Contemporary Music Lecture 4
• To look at work of 60s generation of British
composers that came out of the experimentalism
and minimalism in the 60s and 70s.
• All were involved to some extent with Cardew,
the Scratch Orchestra and the Portsmouth
• Best read about in Michael Nyman’s Experimental
Music, Cage and Beyond.
• To look at what they did in the 60s and 70s and
Who were they
• In America the group was lead by Cage – but
included Morton Feldman, La Monte Young, Earl
Brown and Christian Wolff
• First Generation of American Minimalists – Steve
Reich, Philip Glass, Terry Riley, Ben Jonson.
• In Britain the experimentalists and minimalists
were never clearly separated – led by Cardew the
generation included Michael Nyman, Gavin
Bryars, Michael Parsons, Chris Hobbs
Definitions of Experimental
• Cage quote – evolving processes to bring about
acts `the outcome of which are unknown’
• 1. Chance determination processes – e.g. Music of
• 2. People processes – performers go through
material at his own speed – Cardew’s Great
Learning – Portsmouth Sinfonia
• 3. Contextual processes – actions dependent on
• 3. Repetition processes – Riley’s in C
• 4. Electronic processes -
• Cage’s Harpsichord
• All processes produce configurations that are
impermanent and unique to that moment.
• No performance can be repeated – the outcome
will always be strikingly different.
• Recordings of such works are no more than
postcards of the events.
• Fluidity of composer/performer/listener roles –
breaking away from the standard
sender/carrier/receiver information structure of
other forms of Western Music.
• Cage’s 4’33’’ the starting out.
• Focus on the theatrical event – Happening at
Black Mountain College.
• Development of a school of artists interested in the
performance aspects of musical events.

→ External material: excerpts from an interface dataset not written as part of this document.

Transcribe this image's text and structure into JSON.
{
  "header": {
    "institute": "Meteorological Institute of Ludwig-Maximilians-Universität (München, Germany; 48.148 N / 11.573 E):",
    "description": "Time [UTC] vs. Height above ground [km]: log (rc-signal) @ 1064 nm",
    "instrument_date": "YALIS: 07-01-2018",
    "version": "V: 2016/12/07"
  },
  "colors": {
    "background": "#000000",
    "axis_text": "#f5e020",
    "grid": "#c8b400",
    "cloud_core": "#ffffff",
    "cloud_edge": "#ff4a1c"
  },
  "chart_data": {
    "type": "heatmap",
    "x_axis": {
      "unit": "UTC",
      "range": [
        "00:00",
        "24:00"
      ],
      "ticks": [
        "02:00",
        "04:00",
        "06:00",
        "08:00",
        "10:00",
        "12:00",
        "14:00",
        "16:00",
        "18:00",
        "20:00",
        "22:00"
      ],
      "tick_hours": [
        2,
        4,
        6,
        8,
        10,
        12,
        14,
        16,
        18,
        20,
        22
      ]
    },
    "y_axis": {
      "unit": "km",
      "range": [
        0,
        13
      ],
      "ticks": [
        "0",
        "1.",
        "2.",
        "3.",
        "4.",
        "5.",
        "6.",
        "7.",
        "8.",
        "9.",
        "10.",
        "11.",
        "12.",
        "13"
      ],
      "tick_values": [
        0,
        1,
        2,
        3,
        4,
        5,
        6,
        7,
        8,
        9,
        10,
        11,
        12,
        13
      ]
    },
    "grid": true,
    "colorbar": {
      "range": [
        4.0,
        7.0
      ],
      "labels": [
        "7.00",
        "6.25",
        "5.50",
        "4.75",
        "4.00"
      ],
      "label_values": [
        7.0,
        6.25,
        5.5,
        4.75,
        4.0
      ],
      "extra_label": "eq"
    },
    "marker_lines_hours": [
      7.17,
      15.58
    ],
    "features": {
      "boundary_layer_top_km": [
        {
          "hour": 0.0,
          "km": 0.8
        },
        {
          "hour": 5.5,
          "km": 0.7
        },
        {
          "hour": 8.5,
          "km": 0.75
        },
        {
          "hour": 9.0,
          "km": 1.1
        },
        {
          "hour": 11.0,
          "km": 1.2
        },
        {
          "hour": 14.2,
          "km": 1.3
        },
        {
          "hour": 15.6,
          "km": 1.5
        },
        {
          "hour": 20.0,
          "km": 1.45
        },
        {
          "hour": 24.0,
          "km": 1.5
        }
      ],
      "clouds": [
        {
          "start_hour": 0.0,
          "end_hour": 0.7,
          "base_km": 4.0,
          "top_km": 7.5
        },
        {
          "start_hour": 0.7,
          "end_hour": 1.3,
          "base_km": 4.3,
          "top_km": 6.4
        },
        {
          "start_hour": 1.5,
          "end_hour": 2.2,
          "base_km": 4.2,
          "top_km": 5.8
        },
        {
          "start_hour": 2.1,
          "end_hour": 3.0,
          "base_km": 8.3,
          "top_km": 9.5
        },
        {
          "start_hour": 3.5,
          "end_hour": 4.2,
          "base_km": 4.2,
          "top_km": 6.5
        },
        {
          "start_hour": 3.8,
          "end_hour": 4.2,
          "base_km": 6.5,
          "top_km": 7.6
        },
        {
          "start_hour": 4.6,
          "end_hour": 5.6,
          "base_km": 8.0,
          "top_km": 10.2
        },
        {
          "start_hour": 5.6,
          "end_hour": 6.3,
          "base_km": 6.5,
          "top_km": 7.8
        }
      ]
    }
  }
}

Marcel
Duchamp an inspiration.
• George Brecht best known – e.g.Comb music and
Drip music. (others – La Monte Young and T.
• Most Fluxus occurred in the early sixties on
• Reich’s Pendulum Music – also an electronic
piece and an early minimalist piece. One of many
pieces of the time that used feedback.
• Bryars interested in this from the first – hidden
systems in particular. E.g. 1-2-3-4- (1971).
• Many of such pieces developed into `gradual
music processes’ which developed slowly over
time. Creating loops – which may be lengthened
little by little so that the reverberation time
produced a complicated process that could be spun
out over time.
Cardew in the UK – New takes
• One direction of indeterminacy in the late sixties
was towards accessibility by non-musicians – this
contrasts with the early sixties when it was
dominated by an elite of mainly professional
• Notations gradually adapted from the specific to
the generalised graphic scores.
• Cardew’s scores form 1961-70 show desire to
nurture performers. Ideals and aspirations at the
• A pool of performers and composers – notation
developed to engage the people. Notation to
stimulate the performer.
• Treatise 1963-7. Totally graphic ‘the sound should
be a picture of the score not the other way round’.
• The Great Learning 1968-71. Based on 4 books of
• Example of paragraph 2: the available resources
are divided up into a number of groups – each has
a drummer, lead singer and other singers. The
drummer begins by playing any the 26 notated
rhythms and he it over and over again like a tape
vailable resources are divided up into a number of groups – each
• The need to bring a large number of non-specialist
people together as doers rather than watchers – for
paragraph 2 of the great learning, led to The
• Co-founder by Cardew, Skempton and Parsons.
• Embodiment of educational, musical, social and
ethical ideas. `It fosters communal activity, ti
breaks down barrier between private and group
activity, between professional and amateur – it is a
means to sharing experience’. 1970.
• Each member in rotation starting with the
youngest had the option of designing a
concert – location, duration, contents, etc-
in which as many of as few as were able or
interested took part.
• Main activity between 1969-1970. Hugely
influential in ideas of community music
making and improvisation.